- YOUR TASK: Return, from the data that follows, each line that holds the word "JSON".

Element data from apps and pages:
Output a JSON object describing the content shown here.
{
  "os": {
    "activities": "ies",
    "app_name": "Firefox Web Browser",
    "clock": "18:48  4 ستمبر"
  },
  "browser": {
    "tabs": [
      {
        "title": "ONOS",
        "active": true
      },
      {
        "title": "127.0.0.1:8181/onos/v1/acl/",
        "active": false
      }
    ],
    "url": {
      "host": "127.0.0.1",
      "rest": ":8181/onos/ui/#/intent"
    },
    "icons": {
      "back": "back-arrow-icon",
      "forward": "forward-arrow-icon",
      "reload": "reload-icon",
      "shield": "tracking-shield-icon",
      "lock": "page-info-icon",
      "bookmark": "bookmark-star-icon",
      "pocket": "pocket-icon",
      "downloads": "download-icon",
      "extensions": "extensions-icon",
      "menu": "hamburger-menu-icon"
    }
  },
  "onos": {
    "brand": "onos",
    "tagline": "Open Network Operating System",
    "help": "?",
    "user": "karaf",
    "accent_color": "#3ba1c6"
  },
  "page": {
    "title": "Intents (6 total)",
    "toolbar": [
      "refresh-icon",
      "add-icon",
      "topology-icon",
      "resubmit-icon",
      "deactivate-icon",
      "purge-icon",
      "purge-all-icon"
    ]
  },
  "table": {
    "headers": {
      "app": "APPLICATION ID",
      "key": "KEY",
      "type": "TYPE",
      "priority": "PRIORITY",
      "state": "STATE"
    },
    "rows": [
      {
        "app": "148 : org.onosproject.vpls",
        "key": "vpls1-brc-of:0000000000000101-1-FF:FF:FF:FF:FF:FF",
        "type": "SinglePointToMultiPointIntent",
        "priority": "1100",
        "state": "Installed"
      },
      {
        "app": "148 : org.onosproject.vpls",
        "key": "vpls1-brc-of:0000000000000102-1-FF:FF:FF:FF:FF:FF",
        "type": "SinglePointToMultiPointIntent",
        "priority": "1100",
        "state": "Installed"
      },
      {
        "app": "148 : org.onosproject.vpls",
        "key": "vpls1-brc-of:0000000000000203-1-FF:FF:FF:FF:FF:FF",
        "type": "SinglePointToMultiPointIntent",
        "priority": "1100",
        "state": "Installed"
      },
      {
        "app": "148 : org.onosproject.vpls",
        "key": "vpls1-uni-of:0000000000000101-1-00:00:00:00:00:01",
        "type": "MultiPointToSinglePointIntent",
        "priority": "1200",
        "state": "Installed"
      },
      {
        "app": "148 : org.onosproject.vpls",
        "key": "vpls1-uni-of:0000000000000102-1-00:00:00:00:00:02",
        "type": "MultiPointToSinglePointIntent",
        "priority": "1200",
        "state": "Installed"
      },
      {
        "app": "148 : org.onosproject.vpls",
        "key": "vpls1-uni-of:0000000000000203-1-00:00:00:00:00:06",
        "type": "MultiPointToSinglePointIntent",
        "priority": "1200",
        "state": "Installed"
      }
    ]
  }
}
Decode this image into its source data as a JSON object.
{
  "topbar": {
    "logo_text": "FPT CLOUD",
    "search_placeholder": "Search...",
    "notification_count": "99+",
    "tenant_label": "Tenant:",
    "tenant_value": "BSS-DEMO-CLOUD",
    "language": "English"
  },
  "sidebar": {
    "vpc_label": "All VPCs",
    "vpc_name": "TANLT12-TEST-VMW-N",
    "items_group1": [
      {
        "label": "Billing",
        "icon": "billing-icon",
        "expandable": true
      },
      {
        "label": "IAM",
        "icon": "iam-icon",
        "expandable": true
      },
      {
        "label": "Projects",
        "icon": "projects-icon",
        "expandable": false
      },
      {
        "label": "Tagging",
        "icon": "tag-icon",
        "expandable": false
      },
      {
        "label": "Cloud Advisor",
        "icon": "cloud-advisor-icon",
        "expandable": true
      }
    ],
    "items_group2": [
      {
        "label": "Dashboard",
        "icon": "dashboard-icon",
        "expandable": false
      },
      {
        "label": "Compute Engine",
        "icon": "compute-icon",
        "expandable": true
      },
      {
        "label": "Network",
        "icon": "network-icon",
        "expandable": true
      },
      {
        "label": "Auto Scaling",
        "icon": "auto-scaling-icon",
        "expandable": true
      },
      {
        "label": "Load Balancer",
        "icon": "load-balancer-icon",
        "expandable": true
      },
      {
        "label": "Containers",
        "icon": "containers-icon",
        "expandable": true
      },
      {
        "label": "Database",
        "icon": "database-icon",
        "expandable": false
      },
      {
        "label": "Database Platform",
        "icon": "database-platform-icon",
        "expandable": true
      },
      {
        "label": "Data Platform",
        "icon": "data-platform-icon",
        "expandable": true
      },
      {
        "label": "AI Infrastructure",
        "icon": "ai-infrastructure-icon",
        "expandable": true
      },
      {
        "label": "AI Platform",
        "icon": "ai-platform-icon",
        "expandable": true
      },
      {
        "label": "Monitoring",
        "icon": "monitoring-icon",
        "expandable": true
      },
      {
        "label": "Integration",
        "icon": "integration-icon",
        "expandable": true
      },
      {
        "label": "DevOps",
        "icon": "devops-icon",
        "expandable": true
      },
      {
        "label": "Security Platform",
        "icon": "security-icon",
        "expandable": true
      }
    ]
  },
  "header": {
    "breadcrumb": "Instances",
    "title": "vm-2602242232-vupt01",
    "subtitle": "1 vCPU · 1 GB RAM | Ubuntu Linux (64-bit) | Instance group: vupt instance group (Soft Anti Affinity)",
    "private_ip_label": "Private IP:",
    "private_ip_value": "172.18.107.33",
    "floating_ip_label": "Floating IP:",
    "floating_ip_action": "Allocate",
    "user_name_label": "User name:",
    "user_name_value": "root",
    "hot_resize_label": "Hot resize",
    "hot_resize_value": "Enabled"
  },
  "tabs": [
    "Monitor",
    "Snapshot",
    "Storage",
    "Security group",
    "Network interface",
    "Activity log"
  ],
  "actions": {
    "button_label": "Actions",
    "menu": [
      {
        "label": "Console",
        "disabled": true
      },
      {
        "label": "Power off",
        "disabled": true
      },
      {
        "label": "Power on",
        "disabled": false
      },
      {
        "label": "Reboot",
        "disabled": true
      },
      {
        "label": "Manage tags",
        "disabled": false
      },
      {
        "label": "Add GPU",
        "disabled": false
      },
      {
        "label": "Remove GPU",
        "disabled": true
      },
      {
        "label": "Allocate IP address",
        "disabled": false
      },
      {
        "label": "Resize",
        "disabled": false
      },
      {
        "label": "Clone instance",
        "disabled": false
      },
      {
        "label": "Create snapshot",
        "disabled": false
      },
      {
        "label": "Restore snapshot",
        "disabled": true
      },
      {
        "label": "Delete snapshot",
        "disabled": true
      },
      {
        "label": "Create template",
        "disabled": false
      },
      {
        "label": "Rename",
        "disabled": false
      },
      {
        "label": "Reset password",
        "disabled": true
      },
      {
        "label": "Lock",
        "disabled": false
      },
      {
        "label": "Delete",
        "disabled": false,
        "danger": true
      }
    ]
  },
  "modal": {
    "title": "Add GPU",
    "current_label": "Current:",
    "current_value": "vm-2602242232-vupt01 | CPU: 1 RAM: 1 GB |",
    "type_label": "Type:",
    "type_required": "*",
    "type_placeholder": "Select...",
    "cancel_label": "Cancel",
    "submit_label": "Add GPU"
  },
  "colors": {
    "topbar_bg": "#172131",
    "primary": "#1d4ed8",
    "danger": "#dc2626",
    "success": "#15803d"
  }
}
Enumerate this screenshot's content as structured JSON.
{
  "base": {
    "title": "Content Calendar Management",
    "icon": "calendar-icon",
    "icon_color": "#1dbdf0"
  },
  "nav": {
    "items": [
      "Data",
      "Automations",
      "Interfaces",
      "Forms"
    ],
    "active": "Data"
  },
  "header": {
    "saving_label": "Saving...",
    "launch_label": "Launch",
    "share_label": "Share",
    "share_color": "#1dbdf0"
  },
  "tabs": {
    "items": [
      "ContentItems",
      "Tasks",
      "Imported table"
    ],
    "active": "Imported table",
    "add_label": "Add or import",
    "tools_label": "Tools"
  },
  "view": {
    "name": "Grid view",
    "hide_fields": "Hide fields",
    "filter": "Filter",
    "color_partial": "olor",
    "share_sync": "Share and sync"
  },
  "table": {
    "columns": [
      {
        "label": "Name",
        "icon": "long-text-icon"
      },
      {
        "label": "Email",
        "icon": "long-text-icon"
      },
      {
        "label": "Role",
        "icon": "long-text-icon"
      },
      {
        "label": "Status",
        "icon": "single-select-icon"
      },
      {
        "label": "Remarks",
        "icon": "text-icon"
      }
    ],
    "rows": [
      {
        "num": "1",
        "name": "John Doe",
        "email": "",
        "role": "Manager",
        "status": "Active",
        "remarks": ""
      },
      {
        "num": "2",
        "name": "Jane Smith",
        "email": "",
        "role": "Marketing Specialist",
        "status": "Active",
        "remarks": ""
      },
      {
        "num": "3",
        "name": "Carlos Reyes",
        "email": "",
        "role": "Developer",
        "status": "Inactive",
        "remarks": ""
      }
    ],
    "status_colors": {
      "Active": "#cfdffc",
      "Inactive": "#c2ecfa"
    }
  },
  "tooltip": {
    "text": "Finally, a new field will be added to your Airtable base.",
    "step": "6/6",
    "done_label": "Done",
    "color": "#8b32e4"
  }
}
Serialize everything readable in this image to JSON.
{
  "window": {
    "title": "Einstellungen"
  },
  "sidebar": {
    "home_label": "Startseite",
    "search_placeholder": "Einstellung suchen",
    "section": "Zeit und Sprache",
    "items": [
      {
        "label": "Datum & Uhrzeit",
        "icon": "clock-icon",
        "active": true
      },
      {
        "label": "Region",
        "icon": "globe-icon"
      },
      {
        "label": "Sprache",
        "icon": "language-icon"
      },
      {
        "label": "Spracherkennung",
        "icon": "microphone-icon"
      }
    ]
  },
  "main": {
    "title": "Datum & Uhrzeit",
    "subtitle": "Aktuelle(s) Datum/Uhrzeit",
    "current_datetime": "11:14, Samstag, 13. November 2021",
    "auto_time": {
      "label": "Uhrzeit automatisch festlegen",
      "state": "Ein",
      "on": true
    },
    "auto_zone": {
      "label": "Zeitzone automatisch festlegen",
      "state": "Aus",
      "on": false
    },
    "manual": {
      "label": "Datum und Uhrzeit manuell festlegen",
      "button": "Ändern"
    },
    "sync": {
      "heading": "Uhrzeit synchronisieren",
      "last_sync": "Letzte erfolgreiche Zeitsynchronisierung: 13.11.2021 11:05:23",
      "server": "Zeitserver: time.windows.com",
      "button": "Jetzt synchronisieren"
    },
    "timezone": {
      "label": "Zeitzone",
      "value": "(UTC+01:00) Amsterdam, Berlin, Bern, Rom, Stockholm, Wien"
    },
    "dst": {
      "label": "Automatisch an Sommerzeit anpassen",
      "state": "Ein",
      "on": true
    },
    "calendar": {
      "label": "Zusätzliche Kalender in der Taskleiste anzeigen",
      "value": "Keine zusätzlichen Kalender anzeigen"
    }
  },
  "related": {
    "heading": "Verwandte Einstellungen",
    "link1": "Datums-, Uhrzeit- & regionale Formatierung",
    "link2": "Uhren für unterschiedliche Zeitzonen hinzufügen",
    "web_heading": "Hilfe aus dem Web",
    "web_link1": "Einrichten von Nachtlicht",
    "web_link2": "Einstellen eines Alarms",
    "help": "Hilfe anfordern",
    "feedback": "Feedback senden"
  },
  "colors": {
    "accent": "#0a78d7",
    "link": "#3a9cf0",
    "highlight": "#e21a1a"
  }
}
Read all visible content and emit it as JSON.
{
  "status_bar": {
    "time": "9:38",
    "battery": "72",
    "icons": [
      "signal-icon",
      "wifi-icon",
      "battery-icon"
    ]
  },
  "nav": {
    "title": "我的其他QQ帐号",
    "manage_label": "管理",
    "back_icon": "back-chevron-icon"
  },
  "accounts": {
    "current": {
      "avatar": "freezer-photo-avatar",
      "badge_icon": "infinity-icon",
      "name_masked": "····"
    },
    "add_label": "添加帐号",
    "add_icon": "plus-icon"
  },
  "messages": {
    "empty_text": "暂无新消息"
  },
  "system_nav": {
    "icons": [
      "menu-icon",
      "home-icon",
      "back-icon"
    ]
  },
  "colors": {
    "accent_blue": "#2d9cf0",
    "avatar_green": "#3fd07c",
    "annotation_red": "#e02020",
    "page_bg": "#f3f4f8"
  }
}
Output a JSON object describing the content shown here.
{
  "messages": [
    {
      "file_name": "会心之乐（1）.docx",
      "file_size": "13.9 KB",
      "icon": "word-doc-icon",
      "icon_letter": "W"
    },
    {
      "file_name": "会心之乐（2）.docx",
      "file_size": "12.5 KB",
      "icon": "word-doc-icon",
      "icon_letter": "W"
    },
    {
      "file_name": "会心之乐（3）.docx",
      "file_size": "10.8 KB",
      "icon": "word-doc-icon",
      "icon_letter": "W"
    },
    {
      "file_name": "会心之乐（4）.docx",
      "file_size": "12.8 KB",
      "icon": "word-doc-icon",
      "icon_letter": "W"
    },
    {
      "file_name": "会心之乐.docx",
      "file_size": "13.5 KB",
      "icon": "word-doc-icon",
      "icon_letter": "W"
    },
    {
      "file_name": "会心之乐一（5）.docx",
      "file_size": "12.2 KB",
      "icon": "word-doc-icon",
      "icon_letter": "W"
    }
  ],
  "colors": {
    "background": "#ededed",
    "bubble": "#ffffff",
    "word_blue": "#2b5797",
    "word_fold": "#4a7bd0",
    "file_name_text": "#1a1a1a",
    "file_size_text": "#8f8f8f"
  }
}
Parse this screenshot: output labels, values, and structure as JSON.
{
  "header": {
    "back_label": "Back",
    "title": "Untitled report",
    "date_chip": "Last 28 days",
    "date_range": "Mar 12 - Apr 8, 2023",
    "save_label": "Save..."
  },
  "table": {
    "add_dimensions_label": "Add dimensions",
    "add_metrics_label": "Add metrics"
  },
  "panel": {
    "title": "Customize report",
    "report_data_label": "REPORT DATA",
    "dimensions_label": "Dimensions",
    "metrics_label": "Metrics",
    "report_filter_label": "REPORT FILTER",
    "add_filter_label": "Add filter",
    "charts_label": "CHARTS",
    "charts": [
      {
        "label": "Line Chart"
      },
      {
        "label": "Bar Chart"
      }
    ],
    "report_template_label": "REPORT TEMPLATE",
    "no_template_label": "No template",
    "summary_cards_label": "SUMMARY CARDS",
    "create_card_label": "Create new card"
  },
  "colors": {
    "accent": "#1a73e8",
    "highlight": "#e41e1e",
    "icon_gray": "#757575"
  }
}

- EXERCISE RESULT:
Output a JSON object describing the content shown here.
Decode this image into its source data as a JSON object.
Enumerate this screenshot's content as structured JSON.
Serialize everything readable in this image to JSON.
Read all visible content and emit it as JSON.
Output a JSON object describing the content shown here.
Parse this screenshot: output labels, values, and structure as JSON.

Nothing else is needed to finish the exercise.